At 32 Cooper St. in Glens Falls, across the street from a side entrance to The Post-Star building, sits what is inarguably one of the dumpiest apartment buildings in Glens Falls. Paint is peeling, slate roof tiles are falling off and garbage is typically strewn around the property.
Police have pulled people out of there more times than I can count, after fights and drug activity. Only one apartment is occupied as far as I can tell.
Up the street is an industrial complex. On the other side are two bars, the Shirt Factory building and former Price Chopper store within sight as well. A complex of halfway houses is a block west.
This area of Glens Falls’ East End is a mixed industrial-residential neighborhood. It’s been that way for generations, a hardscrabble ‘hood where you see a wide range of personalities. It’s not Bedford Close or Hudson Pointe, and there’s nothing wrong with that. I’ve come to love this neighborhood during my decades working here.
A proposed housing development on the vacant site of a former foundry can only help this little section of town that has seen better days. It boggles my mind that there is such opposition to Warren-Washington Association for Mental Health’s project to construct a new 29-unit apartment building of affordable housing, for the homeless, domestic violence victims and those with mental illness. Many of the people who would live in this home are already in the East End, at the agency’s facility on Maple Street. Having covered the police beat here for more years than I want to admit, I can tell you I can’t remember the last time I heard of any trouble at that Maple Street site.
Let’s be clear about what the beef is here.
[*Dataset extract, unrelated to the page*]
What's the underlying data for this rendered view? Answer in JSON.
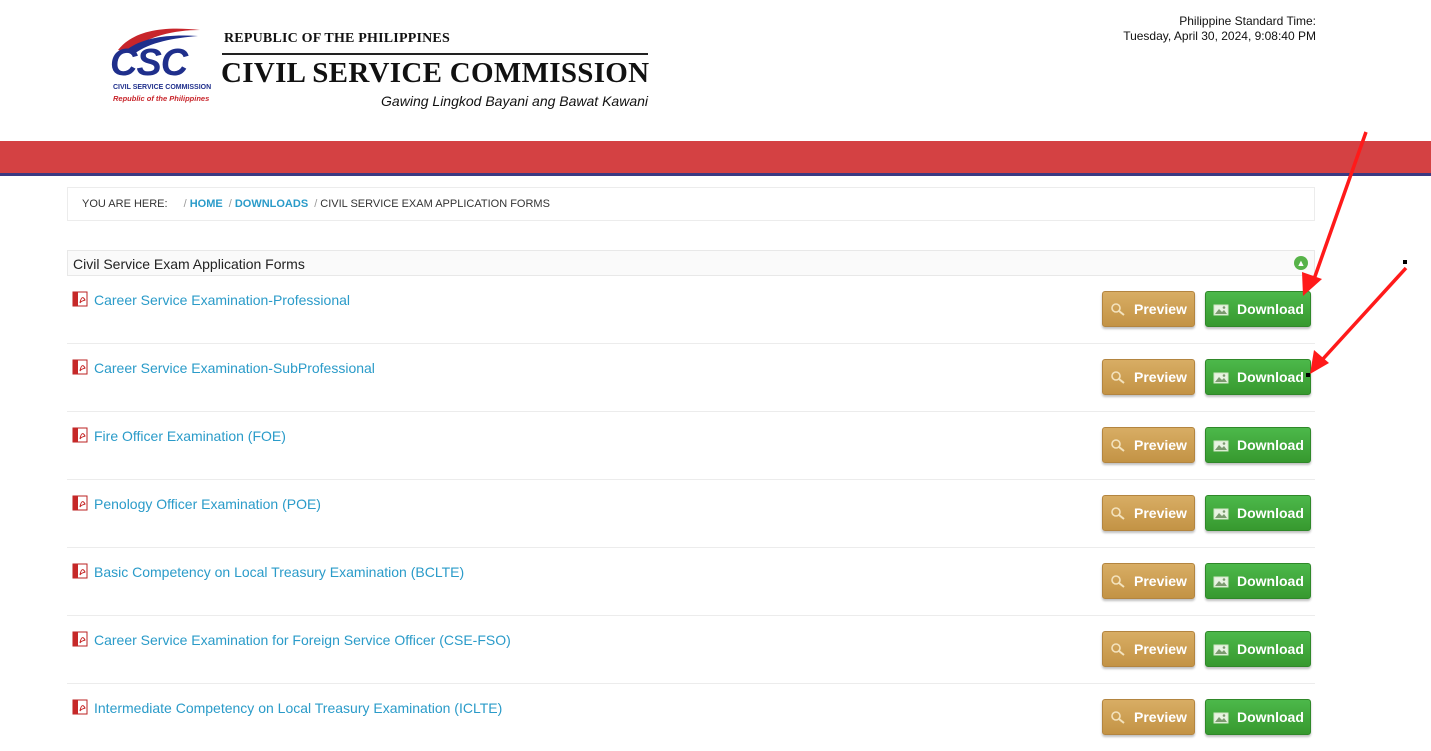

It’s not the lack of tax payments. It’s NIMBYism. If this project was going into Ward 4, the west end of Queensbury or somewhere else, Ward 1’s elected officials and residents wouldn’t be up in arms. We’re not talking about criminals here. The residents of this aesthetically pleasing new complex would be victims, the homeless, those who need help. Many of these people are already our neighbors, the people we see walking to Family Dollar or Stewart’s. People we shouldn’t turn our back on.